(Provided records begins)

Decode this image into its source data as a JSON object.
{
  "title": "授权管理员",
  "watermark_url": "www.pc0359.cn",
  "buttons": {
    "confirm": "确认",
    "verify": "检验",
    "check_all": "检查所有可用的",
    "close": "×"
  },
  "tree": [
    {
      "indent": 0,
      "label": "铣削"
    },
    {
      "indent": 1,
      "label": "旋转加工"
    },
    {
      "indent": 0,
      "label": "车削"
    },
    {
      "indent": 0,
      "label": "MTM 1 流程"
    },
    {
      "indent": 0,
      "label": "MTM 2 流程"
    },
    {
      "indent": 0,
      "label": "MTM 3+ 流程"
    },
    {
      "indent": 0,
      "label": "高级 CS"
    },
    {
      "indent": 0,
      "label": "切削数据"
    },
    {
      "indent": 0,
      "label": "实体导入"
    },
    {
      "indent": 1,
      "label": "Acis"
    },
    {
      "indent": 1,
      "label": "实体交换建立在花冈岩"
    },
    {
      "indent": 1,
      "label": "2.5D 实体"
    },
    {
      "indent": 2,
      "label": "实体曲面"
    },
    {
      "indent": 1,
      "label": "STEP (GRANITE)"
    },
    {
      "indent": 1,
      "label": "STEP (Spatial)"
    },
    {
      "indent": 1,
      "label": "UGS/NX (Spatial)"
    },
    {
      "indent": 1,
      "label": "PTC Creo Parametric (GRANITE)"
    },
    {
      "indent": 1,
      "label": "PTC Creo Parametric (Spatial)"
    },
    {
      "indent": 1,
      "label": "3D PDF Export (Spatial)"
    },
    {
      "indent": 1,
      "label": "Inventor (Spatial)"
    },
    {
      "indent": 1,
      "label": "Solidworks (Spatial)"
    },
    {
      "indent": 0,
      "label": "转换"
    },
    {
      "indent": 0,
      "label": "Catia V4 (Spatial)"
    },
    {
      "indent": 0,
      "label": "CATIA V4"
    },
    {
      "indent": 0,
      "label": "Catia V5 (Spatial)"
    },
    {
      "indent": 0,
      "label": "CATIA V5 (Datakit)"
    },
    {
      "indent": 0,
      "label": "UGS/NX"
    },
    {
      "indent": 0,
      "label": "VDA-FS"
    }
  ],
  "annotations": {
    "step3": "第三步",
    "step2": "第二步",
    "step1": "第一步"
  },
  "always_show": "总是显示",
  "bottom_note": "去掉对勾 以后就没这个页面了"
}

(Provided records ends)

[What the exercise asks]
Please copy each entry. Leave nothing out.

[Answer area]
Decode this image into its source data as a JSON object.
{
  "title": "授权管理员",
  "watermark_url": "www.pc0359.cn",
  "buttons": {
    "confirm": "确认",
    "verify": "检验",
    "check_all": "检查所有可用的",
    "close": "×"
  },
  "tree": [
    {
      "indent": 0,
      "label": "铣削"
    },
    {
      "indent": 1,
      "label": "旋转加工"
    },
    {
      "indent": 0,
      "label": "车削"
    },
    {
      "indent": 0,
      "label": "MTM 1 流程"
    },
    {
      "indent": 0,
      "label": "MTM 2 流程"
    },
    {
      "indent": 0,
      "label": "MTM 3+ 流程"
    },
    {
      "indent": 0,
      "label": "高级 CS"
    },
    {
      "indent": 0,
      "label": "切削数据"
    },
    {
      "indent": 0,
      "label": "实体导入"
    },
    {
      "indent": 1,
      "label": "Acis"
    },
    {
      "indent": 1,
      "label": "实体交换建立在花冈岩"
    },
    {
      "indent": 1,
      "label": "2.5D 实体"
    },
    {
      "indent": 2,
      "label": "实体曲面"
    },
    {
      "indent": 1,
      "label": "STEP (GRANITE)"
    },
    {
      "indent": 1,
      "label": "STEP (Spatial)"
    },
    {
      "indent": 1,
      "label": "UGS/NX (Spatial)"
    },
    {
      "indent": 1,
      "label": "PTC Creo Parametric (GRANITE)"
    },
    {
      "indent": 1,
      "label": "PTC Creo Parametric (Spatial)"
    },
    {
      "indent": 1,
      "label": "3D PDF Export (Spatial)"
    },
    {
      "indent": 1,
      "label": "Inventor (Spatial)"
    },
    {
      "indent": 1,
      "label": "Solidworks (Spatial)"
    },
    {
      "indent": 0,
      "label": "转换"
    },
    {
      "indent": 0,
      "label": "Catia V4 (Spatial)"
    },
    {
      "indent": 0,
      "label": "CATIA V4"
    },
    {
      "indent": 0,
      "label": "Catia V5 (Spatial)"
    },
    {
      "indent": 0,
      "label": "CATIA V5 (Datakit)"
    },
    {
      "indent": 0,
      "label": "UGS/NX"
    },
    {
      "indent": 0,
      "label": "VDA-FS"
    }
  ],
  "annotations": {
    "step3": "第三步",
    "step2": "第二步",
    "step1": "第一步"
  },
  "always_show": "总是显示",
  "bottom_note": "去掉对勾 以后就没这个页面了"
}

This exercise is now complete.